Initiatives Help Schools, Charities, and the Environment

Although education remains close to Service One’s heart, the credit union doesn’t limit its efforts to teaching. The institution raises funds — and awareness — for several worthy organizations through its charitable partnerships and community service.

“We work with a lot of local charities that don’t get the same attention that bigger national charities do,” Dwyer said. “Some of these groups can have a hard time raising funds, so we try to help them get more attention within the community.”

One way Service One raises funds is through its Shred Day, when community members — not just credit union members — can destroy documents with sensitive information.
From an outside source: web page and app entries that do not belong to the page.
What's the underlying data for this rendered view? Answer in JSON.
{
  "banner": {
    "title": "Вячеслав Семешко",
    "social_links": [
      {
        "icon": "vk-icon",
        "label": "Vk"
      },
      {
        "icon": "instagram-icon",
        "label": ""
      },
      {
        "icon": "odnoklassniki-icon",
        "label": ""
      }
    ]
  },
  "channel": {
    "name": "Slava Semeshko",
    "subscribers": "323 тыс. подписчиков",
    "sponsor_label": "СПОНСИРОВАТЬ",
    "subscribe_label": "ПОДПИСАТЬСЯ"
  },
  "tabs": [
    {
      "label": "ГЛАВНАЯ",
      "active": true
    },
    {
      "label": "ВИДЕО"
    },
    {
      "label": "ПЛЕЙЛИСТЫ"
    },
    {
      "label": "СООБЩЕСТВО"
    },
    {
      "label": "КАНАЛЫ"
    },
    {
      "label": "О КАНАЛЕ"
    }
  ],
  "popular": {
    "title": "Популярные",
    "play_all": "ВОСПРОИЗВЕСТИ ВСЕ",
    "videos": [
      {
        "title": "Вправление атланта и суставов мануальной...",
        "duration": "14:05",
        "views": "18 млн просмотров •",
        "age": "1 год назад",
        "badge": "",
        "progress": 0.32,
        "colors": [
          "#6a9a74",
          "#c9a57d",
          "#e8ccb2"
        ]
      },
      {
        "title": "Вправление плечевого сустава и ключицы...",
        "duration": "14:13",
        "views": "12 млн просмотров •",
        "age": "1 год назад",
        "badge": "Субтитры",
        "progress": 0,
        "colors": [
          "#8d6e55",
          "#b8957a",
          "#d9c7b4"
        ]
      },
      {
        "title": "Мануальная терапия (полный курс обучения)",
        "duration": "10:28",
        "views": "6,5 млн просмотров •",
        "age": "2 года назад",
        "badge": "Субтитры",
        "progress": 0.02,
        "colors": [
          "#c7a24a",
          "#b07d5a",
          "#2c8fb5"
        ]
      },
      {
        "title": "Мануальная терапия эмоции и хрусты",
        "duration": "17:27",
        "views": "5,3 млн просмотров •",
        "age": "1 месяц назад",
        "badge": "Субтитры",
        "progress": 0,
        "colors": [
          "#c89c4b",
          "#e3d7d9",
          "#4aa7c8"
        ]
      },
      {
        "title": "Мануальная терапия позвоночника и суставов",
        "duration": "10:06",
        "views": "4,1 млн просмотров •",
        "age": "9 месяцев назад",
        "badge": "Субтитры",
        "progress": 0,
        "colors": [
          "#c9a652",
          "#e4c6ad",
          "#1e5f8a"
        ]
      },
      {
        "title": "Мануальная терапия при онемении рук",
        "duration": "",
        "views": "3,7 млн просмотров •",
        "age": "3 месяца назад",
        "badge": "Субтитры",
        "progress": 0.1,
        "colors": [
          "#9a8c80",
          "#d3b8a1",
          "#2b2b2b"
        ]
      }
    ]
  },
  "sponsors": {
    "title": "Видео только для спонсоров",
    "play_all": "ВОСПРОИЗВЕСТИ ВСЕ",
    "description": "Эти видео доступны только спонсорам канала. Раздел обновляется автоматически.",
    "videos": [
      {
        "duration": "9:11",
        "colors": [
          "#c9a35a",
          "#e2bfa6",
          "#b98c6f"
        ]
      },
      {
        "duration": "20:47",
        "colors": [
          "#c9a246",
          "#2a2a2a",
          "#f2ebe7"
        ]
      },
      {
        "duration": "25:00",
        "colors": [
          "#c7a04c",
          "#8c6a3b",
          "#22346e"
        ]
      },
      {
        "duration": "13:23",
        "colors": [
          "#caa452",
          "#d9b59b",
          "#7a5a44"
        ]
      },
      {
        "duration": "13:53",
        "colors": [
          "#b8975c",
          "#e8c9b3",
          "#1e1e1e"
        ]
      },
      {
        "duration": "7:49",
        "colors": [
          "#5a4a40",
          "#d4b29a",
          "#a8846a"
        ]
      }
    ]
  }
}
The credit union collects donations during the day with all proceeds going to the Center for Courageous Kids, a Kentucky charity that provides free camping experiences to children with life-threatening illnesses.

Photo of Service One employees at Shred Day

Service One Shred Days benefit the children at Kentucky’s Center for Courageous Kids.

“It’s a very important organization that we’re proud to work with,” Dwyer said. “These children can go and have fun for a week and get to know and relate to other children who have the same illness.”

The institution also works closely with environmental causes, including its own green initiative at its main branch on Campbell Lane in Bowling Green.

“The addition was built to be geothermal, and we sell some of our electricity back to the local electric company,” Dwyer said. “The roof is sustainable and helps with the cooling effect of the building.”

And Service One offers tips to help area residents positively impact the environment. Dwyer said the goal is to further the not-for-profit’s mission of making the local community a better place.

Core Service Upgrades Expected to Make Banking Easier

Service One is nearing completion on several essential upgrades to its core services and its website that Dwyer said would substantially improve member experience.

“We’re investing a lot of money in a major core upgrade and new digital products that we hope to release around March of 2020,” Dwyer said. “We also released a new user-friendly website in September that’s easier to navigate.”

The credit union’s website also includes educational modules and a host of calculators and web tools that make researching and learning about finance easier. And Dwyer said the new upgrades will make those tools even more intuitive.

Photo of Service One branch

Service One offers financial literacy resources to South Central Kentucky communities.

“They are excellent walk-throughs for people who may be new to finance, have bad credit, or not understand information related to finance,” she said. “They can learn about things like credit cards, the rates and terms involved, and how to take care of their financial resources.”

Service One Credit Union remains steadfast in its mission to educate its community and help improve the lives of the people who keep Bowling Green moving. And it is committed to helping anyone — including school children, college students, adults, and non-members — who want to improve their finances.

“Over the next year, we want to focus on getting some of the younger people into the credit union and make it easier for them,” Dwyer said. “And our new digital products and website will make things a lot faster and easier to understand.”